#### Task item
Please restate the data word for word, leaving out no line.

#### Material to process
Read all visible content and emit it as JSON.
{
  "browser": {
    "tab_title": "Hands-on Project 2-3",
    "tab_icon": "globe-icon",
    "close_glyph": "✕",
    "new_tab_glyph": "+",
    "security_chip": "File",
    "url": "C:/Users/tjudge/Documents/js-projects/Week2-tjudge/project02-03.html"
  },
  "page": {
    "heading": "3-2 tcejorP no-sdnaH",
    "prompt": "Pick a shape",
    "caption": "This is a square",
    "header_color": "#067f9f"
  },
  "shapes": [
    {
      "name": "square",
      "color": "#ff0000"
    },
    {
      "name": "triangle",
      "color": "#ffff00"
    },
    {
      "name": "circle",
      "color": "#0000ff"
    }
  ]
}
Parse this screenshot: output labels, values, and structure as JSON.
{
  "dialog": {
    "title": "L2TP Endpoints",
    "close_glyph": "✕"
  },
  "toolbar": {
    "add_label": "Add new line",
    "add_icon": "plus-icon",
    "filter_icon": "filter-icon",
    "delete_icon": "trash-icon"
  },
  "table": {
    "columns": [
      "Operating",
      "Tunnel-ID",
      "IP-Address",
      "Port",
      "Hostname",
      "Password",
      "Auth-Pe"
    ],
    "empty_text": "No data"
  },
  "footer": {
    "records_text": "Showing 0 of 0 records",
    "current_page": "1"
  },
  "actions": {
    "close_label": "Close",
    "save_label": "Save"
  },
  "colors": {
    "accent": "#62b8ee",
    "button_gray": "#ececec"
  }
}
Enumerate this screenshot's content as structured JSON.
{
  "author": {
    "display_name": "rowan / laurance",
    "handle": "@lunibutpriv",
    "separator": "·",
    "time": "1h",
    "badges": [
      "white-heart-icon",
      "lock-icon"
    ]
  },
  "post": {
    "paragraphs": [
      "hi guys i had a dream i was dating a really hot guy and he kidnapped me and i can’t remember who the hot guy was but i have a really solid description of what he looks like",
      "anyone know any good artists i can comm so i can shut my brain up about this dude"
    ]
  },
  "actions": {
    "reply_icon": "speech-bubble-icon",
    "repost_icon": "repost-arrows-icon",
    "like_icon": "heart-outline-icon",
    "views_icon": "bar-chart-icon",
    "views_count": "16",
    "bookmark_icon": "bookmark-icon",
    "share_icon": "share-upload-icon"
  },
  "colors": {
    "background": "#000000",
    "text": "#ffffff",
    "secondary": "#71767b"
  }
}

#### Exercise solution
Read all visible content and emit it as JSON.
{
  "browser": {
    "tab_title": "Hands-on Project 2-3",
    "tab_icon": "globe-icon",
    "close_glyph": "✕",
    "new_tab_glyph": "+",
    "security_chip": "File",
    "url": "C:/Users/tjudge/Documents/js-projects/Week2-tjudge/project02-03.html"
  },
  "page": {
    "heading": "3-2 tcejorP no-sdnaH",
    "prompt": "Pick a shape",
    "caption": "This is a square",
    "header_color": "#067f9f"
  },
  "shapes": [
    {
      "name": "square",
      "color": "#ff0000"
    },
    {
      "name": "triangle",
      "color": "#ffff00"
    },
    {
      "name": "circle",
      "color": "#0000ff"
    }
  ]
}
Parse this screenshot: output labels, values, and structure as JSON.
{
  "dialog": {
    "title": "L2TP Endpoints",
    "close_glyph": "✕"
  },
  "toolbar": {
    "add_label": "Add new line",
    "add_icon": "plus-icon",
    "filter_icon": "filter-icon",
    "delete_icon": "trash-icon"
  },
  "table": {
    "columns": [
      "Operating",
      "Tunnel-ID",
      "IP-Address",
      "Port",
      "Hostname",
      "Password",
      "Auth-Pe"
    ],
    "empty_text": "No data"
  },
  "footer": {
    "records_text": "Showing 0 of 0 records",
    "current_page": "1"
  },
  "actions": {
    "close_label": "Close",
    "save_label": "Save"
  },
  "colors": {
    "accent": "#62b8ee",
    "button_gray": "#ececec"
  }
}
Enumerate this screenshot's content as structured JSON.
{
  "author": {
    "display_name": "rowan / laurance",
    "handle": "@lunibutpriv",
    "separator": "·",
    "time": "1h",
    "badges": [
      "white-heart-icon",
      "lock-icon"
    ]
  },
  "post": {
    "paragraphs": [
      "hi guys i had a dream i was dating a really hot guy and he kidnapped me and i can’t remember who the hot guy was but i have a really solid description of what he looks like",
      "anyone know any good artists i can comm so i can shut my brain up about this dude"
    ]
  },
  "actions": {
    "reply_icon": "speech-bubble-icon",
    "repost_icon": "repost-arrows-icon",
    "like_icon": "heart-outline-icon",
    "views_icon": "bar-chart-icon",
    "views_count": "16",
    "bookmark_icon": "bookmark-icon",
    "share_icon": "share-upload-icon"
  },
  "colors": {
    "background": "#000000",
    "text": "#ffffff",
    "secondary": "#71767b"
  }
}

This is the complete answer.